"I'm really excited that I got an opportunity to go even further with my basketball career," said Minner, who signed with UMSL late last week. "It's a really good environment in St. Louis... and I can further my education as well."
Minner hoped to earn an offer from a more prestigious college when he picked Three Rivers over UMSL in 2002. But the Rivermen continued to pursue the 6-7 forward from New Madrid. Even with a coaching change -- UMSL hired alum Chris Pilz just prior to the start of last season -- the Rivermen never lost interest in Minner.
"I think UMSL got a good one," Three Rivers coach Gene Bess said. "He's a good young man and will do anything they ask him to do. He's going to be well-prepared for them and I know coach Pilz has to feel good about getting Derrell."
UMSL, a NCAA Division II school that competes in the Great Lakes Valley Conference, suffered through a forgettable 9-18 record in Pilz's inaugural season.
One of the biggest problems was rebounding, a category the Rivermen lost by an average of just over three rebounds per game. That's where Minner should provide immediate help.
A long-armed, gifted leaper, Minner led Three Rivers in rebounding with 6.8 rebounds per game this season.
He also averaged 6.6 points on 51.6 percent shooting.
After starting in 10 games as a freshman for the Raiders' national tournament team, Minner was slowed by a broken arm he suffered just prior to the start of his sophomore season. But he ended his career with a flurry.

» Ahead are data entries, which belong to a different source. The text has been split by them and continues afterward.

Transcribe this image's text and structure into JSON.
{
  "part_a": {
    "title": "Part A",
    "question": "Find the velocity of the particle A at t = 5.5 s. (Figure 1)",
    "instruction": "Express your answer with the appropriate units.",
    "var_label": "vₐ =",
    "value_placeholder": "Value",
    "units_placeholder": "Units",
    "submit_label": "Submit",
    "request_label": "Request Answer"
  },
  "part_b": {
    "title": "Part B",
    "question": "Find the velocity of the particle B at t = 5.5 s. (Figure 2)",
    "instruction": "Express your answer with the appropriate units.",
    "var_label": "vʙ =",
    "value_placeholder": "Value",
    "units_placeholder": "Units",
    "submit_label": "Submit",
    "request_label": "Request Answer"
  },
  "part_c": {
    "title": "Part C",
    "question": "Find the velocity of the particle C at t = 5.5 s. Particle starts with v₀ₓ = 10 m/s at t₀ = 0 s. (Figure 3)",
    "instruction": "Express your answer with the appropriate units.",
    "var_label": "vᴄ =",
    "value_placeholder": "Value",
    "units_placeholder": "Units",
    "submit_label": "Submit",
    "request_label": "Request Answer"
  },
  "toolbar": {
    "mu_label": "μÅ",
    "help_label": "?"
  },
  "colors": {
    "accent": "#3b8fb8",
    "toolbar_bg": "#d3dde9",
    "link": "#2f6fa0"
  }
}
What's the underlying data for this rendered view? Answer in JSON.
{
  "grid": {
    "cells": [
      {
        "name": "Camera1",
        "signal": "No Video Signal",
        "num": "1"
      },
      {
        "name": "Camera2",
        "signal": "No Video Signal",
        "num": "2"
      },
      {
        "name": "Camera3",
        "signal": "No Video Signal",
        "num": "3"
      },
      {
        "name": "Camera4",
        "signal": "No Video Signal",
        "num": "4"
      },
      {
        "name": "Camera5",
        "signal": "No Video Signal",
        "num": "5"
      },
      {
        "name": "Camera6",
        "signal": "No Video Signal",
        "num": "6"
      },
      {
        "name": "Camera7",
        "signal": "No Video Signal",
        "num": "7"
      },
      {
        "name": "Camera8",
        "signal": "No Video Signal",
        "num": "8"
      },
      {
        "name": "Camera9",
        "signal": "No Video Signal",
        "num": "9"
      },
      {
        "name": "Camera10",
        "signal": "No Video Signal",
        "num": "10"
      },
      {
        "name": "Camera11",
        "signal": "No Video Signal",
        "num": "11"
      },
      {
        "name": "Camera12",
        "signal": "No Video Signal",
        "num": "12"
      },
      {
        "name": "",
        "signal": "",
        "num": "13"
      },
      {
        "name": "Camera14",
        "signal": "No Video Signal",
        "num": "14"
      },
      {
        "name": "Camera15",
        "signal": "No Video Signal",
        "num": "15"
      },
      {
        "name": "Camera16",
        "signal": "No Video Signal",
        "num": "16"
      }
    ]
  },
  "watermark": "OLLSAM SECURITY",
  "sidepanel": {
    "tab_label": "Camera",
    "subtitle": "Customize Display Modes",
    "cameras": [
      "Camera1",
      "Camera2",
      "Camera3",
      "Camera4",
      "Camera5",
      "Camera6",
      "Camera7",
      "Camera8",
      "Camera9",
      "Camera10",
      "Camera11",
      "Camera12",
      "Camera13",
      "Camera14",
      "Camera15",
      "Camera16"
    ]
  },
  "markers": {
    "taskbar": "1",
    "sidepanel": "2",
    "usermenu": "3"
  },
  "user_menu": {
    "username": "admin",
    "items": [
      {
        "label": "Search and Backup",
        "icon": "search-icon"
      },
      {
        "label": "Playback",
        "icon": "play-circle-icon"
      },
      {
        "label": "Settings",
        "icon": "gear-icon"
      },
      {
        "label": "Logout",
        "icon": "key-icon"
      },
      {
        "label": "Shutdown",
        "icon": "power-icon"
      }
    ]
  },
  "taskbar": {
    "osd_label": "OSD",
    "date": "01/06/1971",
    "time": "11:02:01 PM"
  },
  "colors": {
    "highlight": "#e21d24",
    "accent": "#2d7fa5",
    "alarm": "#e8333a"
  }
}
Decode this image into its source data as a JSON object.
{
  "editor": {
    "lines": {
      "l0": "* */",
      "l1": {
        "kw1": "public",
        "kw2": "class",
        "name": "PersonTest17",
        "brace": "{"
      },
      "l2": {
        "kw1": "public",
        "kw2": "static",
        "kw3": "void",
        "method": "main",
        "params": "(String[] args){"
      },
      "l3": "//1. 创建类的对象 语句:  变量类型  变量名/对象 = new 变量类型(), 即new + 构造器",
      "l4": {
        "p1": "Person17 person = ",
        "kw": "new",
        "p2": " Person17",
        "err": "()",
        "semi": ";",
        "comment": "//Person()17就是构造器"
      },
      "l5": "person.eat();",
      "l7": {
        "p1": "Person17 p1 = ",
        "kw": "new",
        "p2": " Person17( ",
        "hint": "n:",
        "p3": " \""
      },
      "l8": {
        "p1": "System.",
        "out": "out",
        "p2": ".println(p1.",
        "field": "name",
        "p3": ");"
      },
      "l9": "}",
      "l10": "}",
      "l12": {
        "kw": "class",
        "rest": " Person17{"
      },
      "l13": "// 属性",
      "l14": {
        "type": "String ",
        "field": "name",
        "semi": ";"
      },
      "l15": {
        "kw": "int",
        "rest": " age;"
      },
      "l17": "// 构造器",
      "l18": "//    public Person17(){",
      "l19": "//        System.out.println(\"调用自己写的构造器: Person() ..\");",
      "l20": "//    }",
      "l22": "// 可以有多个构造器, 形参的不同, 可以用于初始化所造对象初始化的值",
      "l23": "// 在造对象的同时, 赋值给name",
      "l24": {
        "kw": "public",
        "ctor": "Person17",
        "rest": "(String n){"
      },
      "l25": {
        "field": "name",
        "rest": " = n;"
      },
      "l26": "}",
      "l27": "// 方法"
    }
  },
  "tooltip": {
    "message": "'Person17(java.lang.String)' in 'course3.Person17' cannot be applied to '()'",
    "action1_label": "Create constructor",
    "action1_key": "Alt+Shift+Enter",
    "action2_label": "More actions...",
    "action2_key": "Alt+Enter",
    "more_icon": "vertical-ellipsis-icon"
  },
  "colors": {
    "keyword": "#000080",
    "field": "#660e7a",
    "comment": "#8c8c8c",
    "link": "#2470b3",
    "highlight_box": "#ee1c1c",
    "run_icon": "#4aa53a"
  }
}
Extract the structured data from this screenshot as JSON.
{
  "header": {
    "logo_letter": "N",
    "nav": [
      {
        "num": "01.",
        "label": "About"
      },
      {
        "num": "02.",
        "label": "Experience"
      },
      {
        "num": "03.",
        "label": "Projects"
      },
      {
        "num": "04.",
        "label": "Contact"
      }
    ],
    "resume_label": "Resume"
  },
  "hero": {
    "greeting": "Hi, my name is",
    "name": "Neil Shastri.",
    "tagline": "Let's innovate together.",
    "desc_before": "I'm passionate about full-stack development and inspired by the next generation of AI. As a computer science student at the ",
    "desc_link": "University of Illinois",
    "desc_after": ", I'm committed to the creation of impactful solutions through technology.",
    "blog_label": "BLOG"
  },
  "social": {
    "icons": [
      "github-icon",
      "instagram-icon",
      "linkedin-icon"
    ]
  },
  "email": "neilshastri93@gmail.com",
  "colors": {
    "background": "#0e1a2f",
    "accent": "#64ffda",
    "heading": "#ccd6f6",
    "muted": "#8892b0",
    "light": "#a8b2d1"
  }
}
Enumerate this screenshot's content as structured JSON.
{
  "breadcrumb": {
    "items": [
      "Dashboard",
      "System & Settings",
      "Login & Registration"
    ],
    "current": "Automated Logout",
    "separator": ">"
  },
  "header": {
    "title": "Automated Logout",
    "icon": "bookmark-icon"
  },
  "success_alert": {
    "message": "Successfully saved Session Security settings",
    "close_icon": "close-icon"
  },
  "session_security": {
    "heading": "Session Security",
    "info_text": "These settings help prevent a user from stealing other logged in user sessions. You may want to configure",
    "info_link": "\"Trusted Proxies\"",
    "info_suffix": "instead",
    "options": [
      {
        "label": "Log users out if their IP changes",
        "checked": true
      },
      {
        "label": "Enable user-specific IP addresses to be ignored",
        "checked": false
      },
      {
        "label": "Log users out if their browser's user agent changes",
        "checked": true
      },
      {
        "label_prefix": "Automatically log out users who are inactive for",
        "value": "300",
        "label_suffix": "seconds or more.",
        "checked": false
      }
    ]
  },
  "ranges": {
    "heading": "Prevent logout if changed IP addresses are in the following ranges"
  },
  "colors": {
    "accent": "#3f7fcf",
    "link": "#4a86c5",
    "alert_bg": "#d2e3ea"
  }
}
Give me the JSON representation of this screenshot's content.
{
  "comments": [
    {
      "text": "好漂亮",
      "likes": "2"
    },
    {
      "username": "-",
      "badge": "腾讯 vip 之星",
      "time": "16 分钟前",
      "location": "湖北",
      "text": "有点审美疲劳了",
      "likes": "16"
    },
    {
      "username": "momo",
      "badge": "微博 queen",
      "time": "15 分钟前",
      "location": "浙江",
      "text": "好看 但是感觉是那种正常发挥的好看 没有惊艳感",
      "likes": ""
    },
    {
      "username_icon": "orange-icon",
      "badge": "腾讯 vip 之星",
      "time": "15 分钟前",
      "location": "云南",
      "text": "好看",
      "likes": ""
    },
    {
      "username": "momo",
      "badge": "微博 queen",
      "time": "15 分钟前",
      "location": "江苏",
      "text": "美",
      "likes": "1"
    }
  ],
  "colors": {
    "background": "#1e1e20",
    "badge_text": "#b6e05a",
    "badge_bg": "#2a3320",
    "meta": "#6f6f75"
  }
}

Minner had 11 points and a career-high 16 rebounds in Three Rivers' season finale, followed by a 16-point, nine rebound performance against SMSU-West Plains in the Region XVI tournament.
"I was pretty happy with my freshman year because we went to the national tournament," Minner said. "My sophomore year, we didn't quite get there but I still think I had a good year. When the season winded down, that's when I really started to make an impact."